Everything that happened in my life was to get me closer to music — my confused childhood, my failed relationships, my failed marriage, my childless by circumstance status… it was all heading in a direction to allow me to fully nurture music and raise it as the baby that I am proud of.
It came at a cost — I was depressed, jealous, suicidal — and I still wonder where I will be headed eventually but each time a kid comes online and happily shares with me everything about her day, and we sing together for 45 minutes, I feel like my journey has been worth it.
Thanks once again for the lovely webinar and namaste from India 😊🙏
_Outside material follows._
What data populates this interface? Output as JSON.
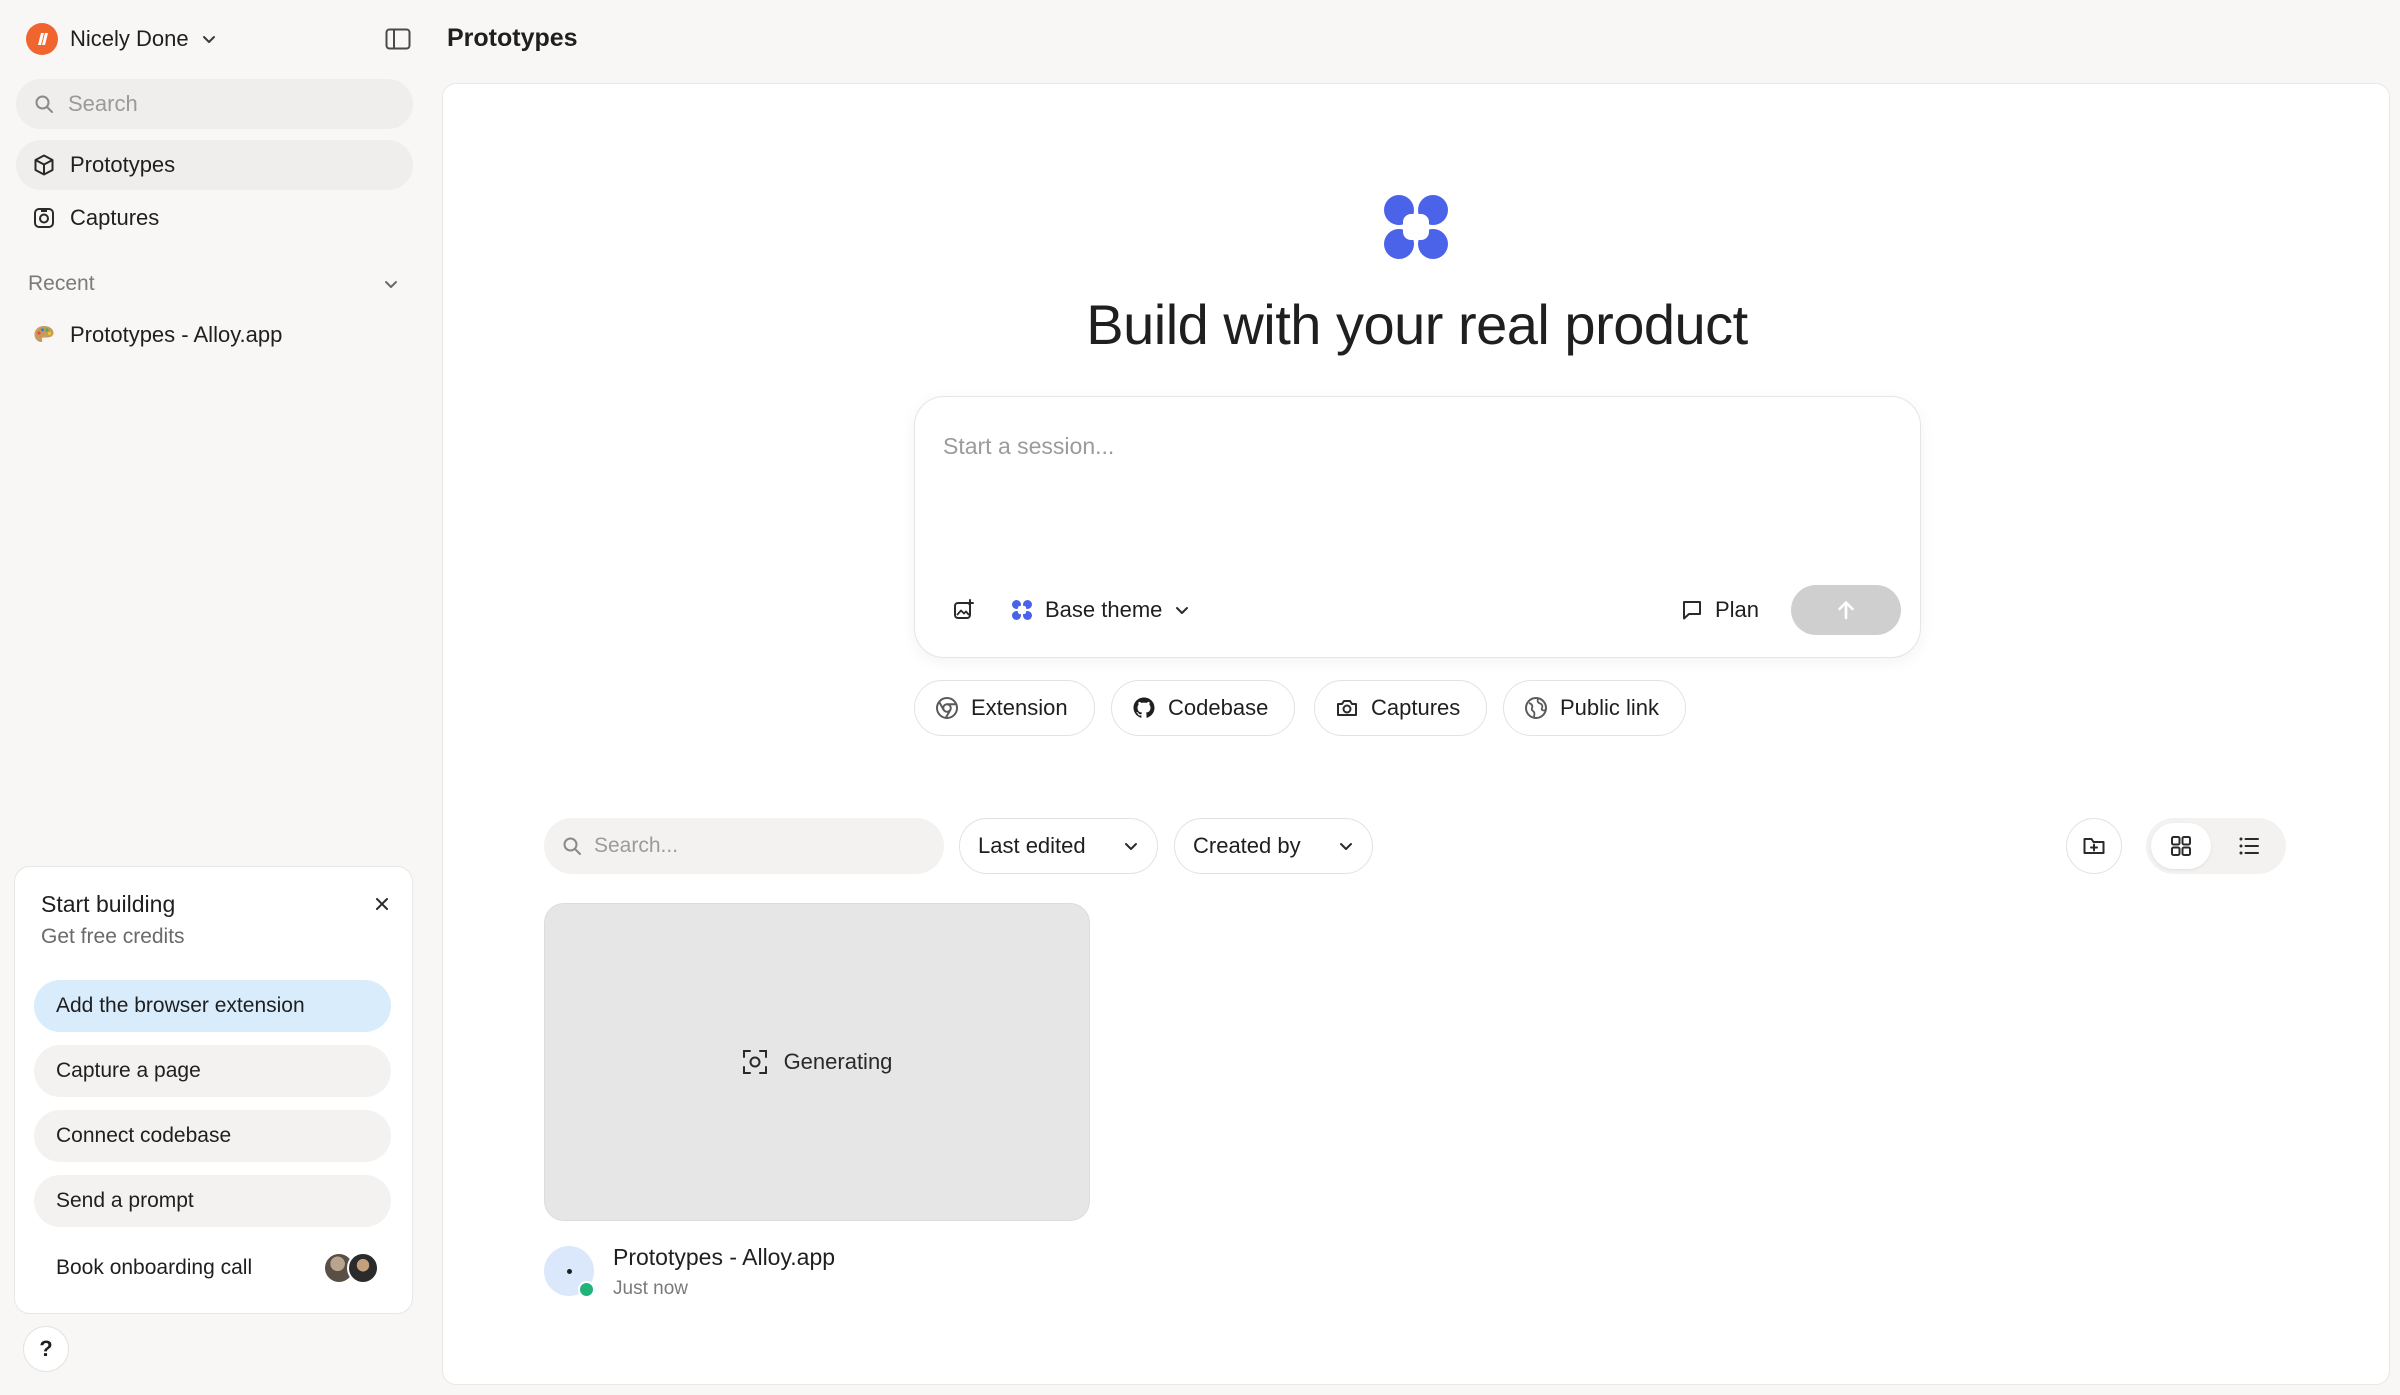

About to turn 49, and the full physical and psychological symptoms of Menopause as a woman who very much wanted biological children and had the chance, are hitting me. My situation is complicated by being diagnosed with a personality disorder aged 45, moving to semi-rural Ireland from my home city of London on a whim, and after a lifetime of depression, feeling at peace with the idea of not hanging about to turn 50. Tough thing to write and read, but that is my reality right now. I have no doubt becoming an auntie again over Christmas, and being asked to step in and help care for the baby whilst also experiencing the beginning of hot flushes, has been yet another body blow to a fragile psyche. With all the other stuff to deal with, singledom is the least of my woes at this point. But I will attest that, yes, it is a double whammy. So much more to say, when this is all less raw I will do. Anonymous woman, Ireland.
Dear Lambeth Gal – I’m so sorry to hear that the grief of childlessness and menopause are coming at you simultaneously – this is something so many of us experience and it’s DAMN HARD. You might like to read my article back from 2014 on ‘The Childless Menopause‘ and maybe my recent interview in the menopause book “Still Hot” where I write about this. I’m sorry to hear too to read about your mental health issues and how hard it might be to be around babies when you’re grieving your own. Hugs, Jody x
Thanks Jody for the reply. I had just written the whole story, but not sure this is the place for it. I have been following and occasionally contributing on GW for almost 9 years now. For various reasons, it hasn’t got easier. Living first in a small town here and now in the countryside, it definitely feels much more isolating than when I lived in London. I know I could reach out to other GW women in cities, but because my life has been so ’empty’ and unconventional in many other ways besides my childlessness, I feel that I don’t fit in anywhere. It is what it is, but I am thankful to be able to take comfort at least online from your platforms. Claire x
Hi C – we have an Irish sub-group in our private online community that meets regularly on Zoom for a ‘Gateway Gathering‘. It could be a way to ease your isolation? Hugs, Jody x